According to a news release, passing legislation would reduce the cost and difficulty related to changes in the sales tax code. It would also allow the legislature to dampen the negative effects of a tax by including more companies in the small business exemption from the tax.
The South Dakota legislation exempts businesses that sell fewer than 200 items and less than $100,000 worth of goods in the state. Many states have copied this threshold, but the legal brief argues that larger markets, such as Michigan, require higher thresholds.
The brief also encourages the legislature to clarify whether tax-exempt sales count toward a business’s overall sales threshold and to investigate “methods of protecting Michigan-based businesses from potentially unconstitutional tax collection schemes from other states.”
The brief was released by the Michigan-based Mackinac Center for Public Policy and the National Taxpayers Union Foundation.
“In Michigan’s case, the administrative bulletin announcing significant new tax compliance obligations was published Aug. 1, 2018, just over a month after the Supreme Court issued its decision in Wayfair,” the brief says. “The new rules took effect two months later, on Oct. 1. That’s good news for state tax bureaucrats looking to capture new revenue during the holiday season, but bad news for retailers expected to implement a significant new tax compliance infrastructure in the space of three months.

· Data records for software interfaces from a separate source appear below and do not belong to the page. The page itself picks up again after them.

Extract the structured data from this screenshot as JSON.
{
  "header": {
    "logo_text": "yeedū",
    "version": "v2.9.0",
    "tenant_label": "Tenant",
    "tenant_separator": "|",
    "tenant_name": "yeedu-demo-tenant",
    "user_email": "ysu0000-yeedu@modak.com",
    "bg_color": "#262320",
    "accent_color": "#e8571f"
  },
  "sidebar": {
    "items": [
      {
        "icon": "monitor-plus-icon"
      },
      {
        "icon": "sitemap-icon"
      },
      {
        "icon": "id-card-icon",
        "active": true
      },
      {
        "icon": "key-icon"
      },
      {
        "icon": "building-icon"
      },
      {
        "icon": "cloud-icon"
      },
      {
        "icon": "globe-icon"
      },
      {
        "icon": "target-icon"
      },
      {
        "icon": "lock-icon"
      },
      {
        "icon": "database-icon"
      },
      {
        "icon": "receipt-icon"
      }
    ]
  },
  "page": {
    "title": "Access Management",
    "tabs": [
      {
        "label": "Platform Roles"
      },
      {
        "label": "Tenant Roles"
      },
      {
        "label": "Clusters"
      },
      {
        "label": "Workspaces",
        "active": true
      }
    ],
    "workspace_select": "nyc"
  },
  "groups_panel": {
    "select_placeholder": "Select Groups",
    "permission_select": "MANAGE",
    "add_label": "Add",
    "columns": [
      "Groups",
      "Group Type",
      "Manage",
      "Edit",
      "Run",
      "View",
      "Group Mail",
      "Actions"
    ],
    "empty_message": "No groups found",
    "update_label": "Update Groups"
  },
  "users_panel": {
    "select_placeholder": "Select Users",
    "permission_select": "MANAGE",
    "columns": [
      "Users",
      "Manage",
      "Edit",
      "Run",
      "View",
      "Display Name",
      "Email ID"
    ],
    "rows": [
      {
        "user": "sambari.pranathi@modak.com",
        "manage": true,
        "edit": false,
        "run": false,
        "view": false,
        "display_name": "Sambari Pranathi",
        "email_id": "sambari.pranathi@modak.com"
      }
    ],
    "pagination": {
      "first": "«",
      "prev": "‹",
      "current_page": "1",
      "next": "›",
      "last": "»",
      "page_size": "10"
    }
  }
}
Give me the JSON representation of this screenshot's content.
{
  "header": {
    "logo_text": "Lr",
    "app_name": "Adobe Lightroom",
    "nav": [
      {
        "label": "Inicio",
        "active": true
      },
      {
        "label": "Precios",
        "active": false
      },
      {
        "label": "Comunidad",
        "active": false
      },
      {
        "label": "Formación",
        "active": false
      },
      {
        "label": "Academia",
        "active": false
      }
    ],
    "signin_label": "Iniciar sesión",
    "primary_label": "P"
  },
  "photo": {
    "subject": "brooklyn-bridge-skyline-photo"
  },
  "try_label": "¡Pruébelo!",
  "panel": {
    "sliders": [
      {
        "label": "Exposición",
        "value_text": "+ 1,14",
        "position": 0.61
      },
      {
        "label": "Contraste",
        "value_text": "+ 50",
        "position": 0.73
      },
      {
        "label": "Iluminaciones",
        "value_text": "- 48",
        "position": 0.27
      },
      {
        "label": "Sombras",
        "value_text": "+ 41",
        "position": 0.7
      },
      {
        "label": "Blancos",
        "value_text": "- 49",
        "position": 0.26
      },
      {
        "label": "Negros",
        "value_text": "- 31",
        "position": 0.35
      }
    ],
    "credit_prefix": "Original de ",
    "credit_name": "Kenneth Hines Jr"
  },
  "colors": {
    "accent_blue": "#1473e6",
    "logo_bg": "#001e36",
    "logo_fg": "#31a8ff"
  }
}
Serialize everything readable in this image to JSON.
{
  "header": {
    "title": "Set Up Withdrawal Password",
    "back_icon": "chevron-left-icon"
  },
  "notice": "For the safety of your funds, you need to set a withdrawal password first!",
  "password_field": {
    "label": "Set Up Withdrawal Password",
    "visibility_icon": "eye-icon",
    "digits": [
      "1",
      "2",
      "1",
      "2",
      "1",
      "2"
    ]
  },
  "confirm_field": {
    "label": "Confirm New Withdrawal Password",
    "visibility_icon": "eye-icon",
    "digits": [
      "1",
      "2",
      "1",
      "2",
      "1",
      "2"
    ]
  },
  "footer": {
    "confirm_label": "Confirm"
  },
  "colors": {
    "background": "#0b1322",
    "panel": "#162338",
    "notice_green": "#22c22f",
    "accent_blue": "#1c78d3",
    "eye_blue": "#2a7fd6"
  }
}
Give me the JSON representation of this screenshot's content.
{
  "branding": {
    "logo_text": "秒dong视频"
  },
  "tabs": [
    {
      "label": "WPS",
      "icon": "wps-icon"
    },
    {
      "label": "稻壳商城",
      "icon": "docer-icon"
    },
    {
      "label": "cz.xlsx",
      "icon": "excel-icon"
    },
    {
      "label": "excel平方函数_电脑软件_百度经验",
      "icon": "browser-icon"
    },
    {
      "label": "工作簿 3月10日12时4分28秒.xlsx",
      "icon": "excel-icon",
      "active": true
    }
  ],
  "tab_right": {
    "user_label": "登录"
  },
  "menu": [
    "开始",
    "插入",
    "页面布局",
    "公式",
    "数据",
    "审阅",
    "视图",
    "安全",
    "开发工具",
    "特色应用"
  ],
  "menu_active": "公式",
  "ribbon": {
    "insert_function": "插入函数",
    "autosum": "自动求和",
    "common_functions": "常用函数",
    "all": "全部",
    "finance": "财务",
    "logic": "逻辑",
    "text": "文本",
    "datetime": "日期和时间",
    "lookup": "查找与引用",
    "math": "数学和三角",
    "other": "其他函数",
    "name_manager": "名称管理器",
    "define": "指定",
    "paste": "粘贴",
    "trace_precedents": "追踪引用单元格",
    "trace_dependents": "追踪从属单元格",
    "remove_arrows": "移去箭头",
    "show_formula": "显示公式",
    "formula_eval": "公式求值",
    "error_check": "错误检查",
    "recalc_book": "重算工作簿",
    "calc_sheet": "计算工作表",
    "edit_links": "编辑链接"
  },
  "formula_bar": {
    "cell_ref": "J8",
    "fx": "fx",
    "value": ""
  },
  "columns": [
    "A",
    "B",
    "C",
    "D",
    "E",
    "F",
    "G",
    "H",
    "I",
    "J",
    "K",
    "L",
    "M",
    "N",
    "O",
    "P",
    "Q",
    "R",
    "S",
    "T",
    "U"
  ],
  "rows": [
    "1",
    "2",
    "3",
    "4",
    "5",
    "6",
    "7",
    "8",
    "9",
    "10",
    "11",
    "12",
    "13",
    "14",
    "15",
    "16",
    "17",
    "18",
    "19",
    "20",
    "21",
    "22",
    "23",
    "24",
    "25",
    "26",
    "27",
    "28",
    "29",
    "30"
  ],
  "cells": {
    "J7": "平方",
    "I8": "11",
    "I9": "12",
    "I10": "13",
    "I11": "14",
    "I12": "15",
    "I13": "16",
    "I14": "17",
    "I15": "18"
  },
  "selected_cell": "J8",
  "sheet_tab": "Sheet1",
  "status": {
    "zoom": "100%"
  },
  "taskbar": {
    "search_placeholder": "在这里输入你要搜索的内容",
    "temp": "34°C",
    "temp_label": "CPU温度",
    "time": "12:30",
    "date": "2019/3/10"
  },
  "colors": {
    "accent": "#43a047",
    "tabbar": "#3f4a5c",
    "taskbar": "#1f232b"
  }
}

Nearly one year after Wayfair was decided, many businesses are still struggling to adapt to these new tax requirements.”
Michigan currently has a package of bills pending in the legislature that would create standards for the internet sales tax, but it establishes the same exemption threshold as South Dakota and fails to address the other concerns listed in the brief.
Andrew Moylan, one of the analysts who wrote the brief, is scheduled to testify at a hearing on this legislation to address these concerns.